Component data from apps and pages
# # #

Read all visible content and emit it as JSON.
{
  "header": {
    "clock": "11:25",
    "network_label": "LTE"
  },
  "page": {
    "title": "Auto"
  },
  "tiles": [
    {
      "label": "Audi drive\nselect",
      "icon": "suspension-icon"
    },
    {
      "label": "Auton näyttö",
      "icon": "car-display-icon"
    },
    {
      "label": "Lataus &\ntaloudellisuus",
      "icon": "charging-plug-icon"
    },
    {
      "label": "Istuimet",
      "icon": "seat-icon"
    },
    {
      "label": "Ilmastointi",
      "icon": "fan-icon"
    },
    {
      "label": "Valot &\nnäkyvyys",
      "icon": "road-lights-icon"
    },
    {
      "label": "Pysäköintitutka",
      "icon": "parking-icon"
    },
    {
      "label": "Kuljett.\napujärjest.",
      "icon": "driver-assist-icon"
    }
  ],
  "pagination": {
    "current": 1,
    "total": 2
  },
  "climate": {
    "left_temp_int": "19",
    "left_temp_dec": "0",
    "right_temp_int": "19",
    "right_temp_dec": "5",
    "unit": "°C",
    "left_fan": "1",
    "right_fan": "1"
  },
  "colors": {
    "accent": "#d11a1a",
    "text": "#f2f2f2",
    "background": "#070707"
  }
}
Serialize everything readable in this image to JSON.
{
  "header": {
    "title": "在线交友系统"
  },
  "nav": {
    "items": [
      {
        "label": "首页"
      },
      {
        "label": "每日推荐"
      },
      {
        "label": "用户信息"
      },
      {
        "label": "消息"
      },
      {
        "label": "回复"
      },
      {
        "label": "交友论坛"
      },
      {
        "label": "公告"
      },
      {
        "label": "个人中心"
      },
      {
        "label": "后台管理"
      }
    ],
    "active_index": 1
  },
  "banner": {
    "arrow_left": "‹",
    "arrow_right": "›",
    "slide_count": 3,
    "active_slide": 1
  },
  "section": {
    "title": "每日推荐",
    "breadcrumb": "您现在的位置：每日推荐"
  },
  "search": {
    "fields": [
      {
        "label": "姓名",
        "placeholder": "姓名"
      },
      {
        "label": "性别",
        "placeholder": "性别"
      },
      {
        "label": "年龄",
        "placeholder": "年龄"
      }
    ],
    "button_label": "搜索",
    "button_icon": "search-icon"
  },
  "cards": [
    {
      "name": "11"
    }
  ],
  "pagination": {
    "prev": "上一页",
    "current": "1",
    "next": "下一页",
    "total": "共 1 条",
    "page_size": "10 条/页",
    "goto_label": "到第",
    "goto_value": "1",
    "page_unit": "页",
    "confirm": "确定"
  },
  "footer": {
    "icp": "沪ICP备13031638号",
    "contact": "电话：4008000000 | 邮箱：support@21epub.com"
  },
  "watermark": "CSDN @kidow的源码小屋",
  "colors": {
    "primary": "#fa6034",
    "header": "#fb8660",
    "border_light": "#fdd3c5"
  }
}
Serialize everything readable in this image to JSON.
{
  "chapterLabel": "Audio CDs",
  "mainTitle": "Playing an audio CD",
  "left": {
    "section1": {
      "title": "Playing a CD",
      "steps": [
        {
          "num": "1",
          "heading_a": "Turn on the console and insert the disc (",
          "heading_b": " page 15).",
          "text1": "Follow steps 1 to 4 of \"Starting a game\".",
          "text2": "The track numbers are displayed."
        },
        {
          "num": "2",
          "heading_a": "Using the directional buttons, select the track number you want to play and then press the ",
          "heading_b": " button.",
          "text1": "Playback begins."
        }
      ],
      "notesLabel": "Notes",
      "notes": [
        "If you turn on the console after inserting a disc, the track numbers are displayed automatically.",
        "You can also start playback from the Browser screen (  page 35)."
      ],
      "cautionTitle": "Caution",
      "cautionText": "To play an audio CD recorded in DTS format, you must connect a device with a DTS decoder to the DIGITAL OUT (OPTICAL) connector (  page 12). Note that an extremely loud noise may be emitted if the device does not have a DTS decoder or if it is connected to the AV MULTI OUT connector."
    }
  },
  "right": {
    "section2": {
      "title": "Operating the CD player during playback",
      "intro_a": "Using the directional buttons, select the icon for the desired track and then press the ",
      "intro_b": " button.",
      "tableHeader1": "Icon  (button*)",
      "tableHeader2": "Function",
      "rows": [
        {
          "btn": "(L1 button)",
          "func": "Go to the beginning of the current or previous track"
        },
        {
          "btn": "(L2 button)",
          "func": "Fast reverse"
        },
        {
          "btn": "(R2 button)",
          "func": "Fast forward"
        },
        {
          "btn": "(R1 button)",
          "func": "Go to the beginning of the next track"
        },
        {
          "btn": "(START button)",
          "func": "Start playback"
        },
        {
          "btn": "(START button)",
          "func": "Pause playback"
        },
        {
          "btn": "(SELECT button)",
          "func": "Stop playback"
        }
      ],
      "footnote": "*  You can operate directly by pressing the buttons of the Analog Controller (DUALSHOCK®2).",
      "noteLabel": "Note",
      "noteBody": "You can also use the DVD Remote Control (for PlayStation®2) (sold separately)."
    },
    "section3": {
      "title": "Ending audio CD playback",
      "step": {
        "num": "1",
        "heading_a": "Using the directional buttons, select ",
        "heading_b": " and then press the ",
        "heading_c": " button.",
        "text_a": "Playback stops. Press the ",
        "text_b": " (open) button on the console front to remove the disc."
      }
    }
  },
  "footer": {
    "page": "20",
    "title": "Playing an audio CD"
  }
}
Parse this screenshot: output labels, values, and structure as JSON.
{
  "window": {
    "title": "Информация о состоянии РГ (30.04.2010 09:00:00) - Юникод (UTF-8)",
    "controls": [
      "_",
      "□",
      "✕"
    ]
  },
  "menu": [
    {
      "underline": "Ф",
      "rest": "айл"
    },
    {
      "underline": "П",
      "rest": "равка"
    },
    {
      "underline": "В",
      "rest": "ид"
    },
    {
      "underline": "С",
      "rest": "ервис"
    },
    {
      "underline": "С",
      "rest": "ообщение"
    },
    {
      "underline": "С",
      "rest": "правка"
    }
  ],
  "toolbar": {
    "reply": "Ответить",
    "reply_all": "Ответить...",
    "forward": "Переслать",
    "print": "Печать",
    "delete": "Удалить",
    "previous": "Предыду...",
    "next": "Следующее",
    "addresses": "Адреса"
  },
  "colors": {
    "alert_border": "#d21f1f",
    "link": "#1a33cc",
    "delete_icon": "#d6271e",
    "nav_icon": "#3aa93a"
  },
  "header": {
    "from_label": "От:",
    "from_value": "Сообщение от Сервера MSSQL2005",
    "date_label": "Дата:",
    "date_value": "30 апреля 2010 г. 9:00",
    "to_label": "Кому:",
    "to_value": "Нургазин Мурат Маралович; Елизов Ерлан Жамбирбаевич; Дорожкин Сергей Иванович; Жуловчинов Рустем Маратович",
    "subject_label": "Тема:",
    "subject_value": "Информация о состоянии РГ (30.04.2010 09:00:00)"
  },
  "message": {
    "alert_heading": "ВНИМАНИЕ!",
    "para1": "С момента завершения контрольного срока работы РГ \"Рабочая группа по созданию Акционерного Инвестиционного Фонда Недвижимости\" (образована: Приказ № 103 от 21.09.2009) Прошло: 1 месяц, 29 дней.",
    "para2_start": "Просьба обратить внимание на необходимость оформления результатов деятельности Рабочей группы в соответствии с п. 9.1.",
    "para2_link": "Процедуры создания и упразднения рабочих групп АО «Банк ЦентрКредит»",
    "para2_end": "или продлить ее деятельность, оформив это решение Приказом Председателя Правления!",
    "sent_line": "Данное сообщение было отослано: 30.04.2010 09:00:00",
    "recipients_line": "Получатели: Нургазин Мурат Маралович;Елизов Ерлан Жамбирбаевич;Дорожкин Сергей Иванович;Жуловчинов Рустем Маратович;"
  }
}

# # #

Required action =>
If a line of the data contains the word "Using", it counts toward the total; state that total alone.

Task result =>
3